__BRIEF__: The records that follow should be copied in full, exactly as they read.

(Entries taken from a collection)
■ ■ ■ ■ ■ ■ ■

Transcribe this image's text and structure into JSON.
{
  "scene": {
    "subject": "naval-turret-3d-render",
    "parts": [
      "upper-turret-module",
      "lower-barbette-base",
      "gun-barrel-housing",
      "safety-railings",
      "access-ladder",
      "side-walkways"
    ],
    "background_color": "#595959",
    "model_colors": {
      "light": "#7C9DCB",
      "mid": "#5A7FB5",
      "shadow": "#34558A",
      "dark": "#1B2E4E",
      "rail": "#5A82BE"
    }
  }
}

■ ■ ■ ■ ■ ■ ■

__SOLVED EXERCISE__:
Transcribe this image's text and structure into JSON.
{
  "scene": {
    "subject": "naval-turret-3d-render",
    "parts": [
      "upper-turret-module",
      "lower-barbette-base",
      "gun-barrel-housing",
      "safety-railings",
      "access-ladder",
      "side-walkways"
    ],
    "background_color": "#595959",
    "model_colors": {
      "light": "#7C9DCB",
      "mid": "#5A7FB5",
      "shadow": "#34558A",
      "dark": "#1B2E4E",
      "rail": "#5A82BE"
    }
  }
}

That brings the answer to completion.